(App and web page records)
==================================================

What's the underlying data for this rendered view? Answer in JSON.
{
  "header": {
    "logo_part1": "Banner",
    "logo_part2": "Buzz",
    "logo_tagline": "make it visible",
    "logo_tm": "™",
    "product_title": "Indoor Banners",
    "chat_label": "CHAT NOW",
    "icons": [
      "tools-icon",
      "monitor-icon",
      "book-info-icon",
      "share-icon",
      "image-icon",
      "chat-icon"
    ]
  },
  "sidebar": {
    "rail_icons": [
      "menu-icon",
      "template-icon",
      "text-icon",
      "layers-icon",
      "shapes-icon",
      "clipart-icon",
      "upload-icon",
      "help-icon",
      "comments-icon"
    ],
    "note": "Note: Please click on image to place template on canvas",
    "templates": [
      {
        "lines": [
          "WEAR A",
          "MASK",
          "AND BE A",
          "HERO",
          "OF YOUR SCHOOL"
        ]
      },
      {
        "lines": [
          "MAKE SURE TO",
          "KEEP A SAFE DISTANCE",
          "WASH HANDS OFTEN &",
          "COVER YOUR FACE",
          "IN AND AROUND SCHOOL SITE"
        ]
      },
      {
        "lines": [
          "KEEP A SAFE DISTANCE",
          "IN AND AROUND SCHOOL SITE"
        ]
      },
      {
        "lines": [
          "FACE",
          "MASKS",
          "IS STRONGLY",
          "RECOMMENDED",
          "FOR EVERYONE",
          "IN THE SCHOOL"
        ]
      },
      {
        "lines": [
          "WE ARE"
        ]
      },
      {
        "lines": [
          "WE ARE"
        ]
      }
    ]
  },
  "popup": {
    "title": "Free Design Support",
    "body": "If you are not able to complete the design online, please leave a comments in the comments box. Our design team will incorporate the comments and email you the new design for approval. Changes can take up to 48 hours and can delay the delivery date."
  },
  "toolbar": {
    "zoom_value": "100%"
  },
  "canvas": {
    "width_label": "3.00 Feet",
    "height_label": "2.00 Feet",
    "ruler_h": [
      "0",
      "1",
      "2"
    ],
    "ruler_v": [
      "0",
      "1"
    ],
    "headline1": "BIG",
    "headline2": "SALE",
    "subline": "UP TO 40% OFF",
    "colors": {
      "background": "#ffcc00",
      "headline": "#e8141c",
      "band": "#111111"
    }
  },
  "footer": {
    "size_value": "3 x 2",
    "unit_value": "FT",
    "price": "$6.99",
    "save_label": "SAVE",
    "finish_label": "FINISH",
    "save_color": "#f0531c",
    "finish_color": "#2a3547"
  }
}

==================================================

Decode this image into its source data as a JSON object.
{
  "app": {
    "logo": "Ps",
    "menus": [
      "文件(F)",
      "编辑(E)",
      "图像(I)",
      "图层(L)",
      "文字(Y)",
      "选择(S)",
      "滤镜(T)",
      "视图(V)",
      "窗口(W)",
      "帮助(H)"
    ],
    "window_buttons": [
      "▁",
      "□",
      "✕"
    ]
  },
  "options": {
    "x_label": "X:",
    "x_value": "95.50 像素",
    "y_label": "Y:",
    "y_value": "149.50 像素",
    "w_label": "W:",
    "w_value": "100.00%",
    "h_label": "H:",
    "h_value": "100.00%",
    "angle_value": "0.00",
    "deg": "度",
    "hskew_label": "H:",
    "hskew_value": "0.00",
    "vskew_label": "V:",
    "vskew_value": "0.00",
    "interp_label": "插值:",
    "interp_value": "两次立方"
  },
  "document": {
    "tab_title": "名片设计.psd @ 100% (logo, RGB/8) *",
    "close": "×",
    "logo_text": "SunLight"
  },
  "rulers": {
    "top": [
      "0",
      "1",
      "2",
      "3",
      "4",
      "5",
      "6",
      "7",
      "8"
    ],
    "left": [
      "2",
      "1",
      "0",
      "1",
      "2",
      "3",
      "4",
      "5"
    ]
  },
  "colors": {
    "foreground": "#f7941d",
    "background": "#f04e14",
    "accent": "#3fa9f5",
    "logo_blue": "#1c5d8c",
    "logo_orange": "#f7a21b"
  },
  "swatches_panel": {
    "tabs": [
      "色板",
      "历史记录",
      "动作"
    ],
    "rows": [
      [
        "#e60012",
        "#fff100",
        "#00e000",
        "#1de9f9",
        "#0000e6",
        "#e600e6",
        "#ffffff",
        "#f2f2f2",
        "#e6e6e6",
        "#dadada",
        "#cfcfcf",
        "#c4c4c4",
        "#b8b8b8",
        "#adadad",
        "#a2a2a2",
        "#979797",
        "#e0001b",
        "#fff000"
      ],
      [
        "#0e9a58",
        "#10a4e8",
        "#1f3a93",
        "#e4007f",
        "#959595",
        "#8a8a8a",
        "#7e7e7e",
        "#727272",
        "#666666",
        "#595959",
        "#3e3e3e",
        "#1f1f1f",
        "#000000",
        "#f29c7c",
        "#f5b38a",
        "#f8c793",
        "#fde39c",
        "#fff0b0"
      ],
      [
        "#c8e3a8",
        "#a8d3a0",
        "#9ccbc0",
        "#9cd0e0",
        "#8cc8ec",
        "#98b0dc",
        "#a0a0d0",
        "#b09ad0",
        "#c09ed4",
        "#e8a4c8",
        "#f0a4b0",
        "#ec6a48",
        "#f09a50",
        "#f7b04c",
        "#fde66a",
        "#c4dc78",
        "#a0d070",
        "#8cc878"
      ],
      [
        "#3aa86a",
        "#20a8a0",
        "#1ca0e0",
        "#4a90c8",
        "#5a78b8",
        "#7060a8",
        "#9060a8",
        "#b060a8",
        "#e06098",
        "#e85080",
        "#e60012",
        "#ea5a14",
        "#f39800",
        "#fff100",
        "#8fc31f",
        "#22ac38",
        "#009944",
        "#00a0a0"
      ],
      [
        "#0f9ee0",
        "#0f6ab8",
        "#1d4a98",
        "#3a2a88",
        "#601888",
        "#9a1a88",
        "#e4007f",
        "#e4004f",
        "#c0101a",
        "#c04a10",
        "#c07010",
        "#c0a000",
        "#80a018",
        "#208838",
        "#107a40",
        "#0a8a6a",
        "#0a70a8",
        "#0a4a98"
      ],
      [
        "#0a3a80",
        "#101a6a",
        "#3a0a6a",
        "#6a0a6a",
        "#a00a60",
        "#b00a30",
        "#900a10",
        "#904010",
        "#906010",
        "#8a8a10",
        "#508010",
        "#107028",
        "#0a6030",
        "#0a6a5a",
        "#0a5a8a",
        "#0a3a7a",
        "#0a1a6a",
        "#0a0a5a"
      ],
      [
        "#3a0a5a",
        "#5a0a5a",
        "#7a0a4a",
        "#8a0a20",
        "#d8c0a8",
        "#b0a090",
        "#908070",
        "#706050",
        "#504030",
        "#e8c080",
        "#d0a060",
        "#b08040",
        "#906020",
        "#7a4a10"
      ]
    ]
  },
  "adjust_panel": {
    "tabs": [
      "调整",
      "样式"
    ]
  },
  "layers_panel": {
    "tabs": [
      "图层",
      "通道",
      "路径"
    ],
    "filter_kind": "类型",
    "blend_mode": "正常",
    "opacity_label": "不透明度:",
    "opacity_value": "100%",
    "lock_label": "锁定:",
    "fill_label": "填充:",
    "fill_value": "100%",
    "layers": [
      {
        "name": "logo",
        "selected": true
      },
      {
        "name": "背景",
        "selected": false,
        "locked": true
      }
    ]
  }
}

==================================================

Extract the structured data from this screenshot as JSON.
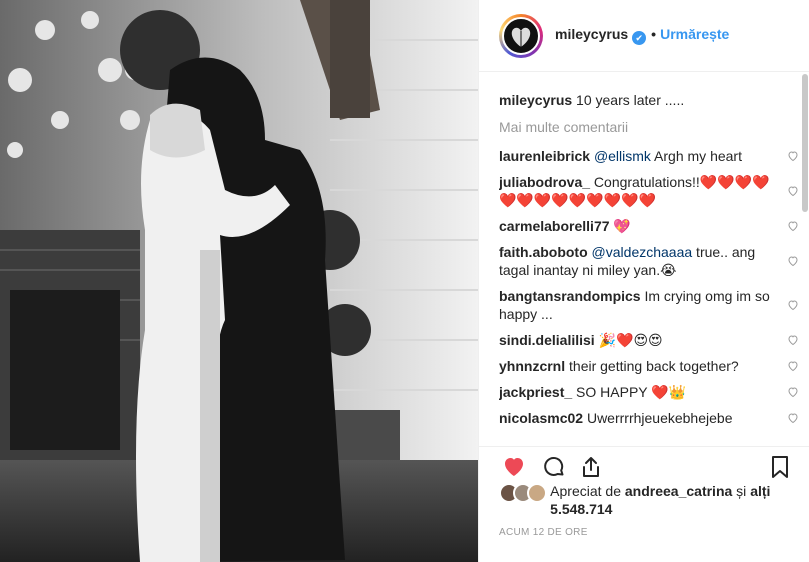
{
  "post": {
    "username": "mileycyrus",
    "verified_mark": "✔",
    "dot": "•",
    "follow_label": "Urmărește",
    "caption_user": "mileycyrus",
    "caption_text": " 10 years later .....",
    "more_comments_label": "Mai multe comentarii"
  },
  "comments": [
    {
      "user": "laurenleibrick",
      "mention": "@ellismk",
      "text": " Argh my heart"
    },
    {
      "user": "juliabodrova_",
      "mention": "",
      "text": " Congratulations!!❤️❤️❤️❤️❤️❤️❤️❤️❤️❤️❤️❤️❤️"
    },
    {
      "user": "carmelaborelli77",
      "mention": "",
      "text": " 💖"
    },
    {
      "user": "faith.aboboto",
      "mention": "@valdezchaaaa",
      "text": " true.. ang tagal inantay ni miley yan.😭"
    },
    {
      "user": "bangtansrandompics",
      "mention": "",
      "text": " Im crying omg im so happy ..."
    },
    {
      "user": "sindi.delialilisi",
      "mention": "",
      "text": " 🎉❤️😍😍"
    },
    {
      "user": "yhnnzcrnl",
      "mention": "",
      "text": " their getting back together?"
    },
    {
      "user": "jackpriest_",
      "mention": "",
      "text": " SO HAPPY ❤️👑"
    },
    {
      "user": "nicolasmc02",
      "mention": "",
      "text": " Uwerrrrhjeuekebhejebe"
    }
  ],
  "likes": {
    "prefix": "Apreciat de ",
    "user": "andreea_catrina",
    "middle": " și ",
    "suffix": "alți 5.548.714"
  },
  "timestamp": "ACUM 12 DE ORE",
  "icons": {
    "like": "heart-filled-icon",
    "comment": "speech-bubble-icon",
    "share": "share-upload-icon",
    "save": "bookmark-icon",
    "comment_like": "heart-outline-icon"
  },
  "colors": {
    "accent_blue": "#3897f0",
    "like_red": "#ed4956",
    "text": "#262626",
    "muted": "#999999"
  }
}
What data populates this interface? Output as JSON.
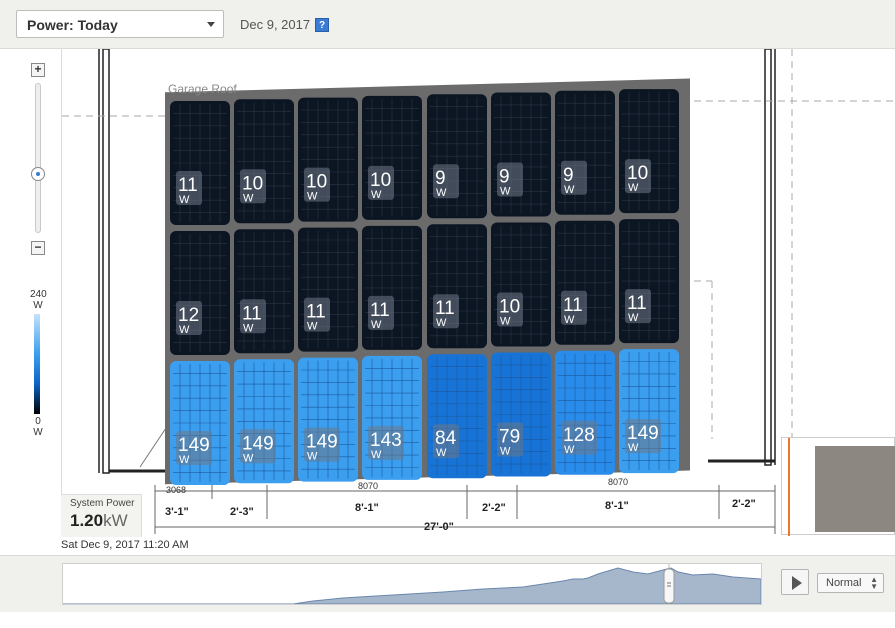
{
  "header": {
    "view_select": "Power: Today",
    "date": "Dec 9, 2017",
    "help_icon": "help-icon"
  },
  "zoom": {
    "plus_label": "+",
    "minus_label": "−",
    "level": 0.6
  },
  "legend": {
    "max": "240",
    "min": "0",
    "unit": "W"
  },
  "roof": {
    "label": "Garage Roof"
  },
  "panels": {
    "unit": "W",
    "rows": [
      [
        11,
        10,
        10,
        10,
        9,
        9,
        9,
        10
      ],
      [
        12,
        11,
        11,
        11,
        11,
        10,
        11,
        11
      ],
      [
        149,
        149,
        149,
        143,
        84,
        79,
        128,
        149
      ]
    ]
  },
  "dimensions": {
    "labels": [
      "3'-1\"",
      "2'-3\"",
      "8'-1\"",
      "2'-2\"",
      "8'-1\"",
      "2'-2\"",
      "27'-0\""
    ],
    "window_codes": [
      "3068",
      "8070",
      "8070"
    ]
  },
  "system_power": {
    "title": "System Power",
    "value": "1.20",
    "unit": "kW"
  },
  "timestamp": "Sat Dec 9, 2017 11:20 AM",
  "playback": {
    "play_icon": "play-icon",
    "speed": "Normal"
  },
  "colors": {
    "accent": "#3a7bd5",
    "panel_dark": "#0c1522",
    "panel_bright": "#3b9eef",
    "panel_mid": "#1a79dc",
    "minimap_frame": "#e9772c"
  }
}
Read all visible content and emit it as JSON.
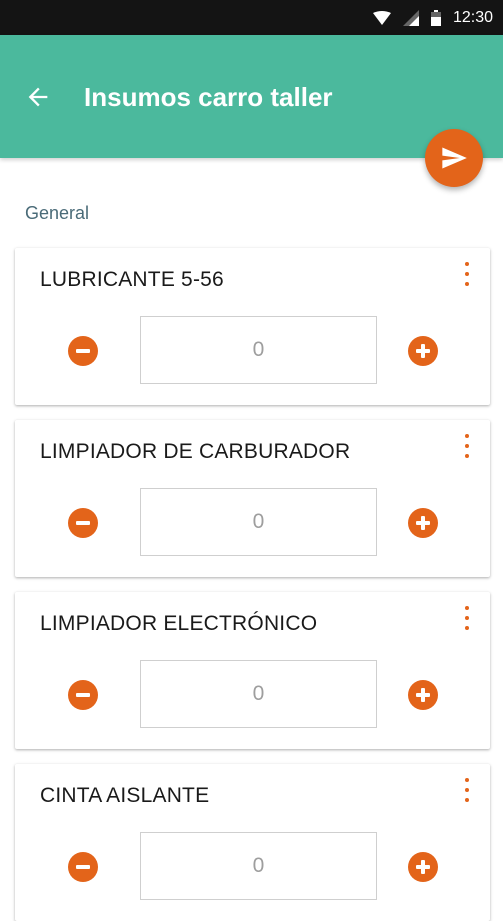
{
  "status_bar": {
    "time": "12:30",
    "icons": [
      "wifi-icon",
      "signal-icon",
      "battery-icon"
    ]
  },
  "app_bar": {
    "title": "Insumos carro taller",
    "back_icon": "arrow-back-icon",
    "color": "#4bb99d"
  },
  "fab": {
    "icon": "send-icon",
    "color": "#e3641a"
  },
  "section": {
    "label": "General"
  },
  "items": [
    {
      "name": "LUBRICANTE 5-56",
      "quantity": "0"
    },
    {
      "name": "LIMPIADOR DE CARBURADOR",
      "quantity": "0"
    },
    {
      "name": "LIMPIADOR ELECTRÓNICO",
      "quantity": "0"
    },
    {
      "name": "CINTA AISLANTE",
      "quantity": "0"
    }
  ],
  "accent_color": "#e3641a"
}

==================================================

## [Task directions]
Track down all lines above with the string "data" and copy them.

## [Answer section]
What's the underlying data for this rendered view? Answer in JSON.
Decode this image into its source data as a JSON object.
Extract the structured data from this screenshot as JSON.
What data populates this interface? Output as JSON.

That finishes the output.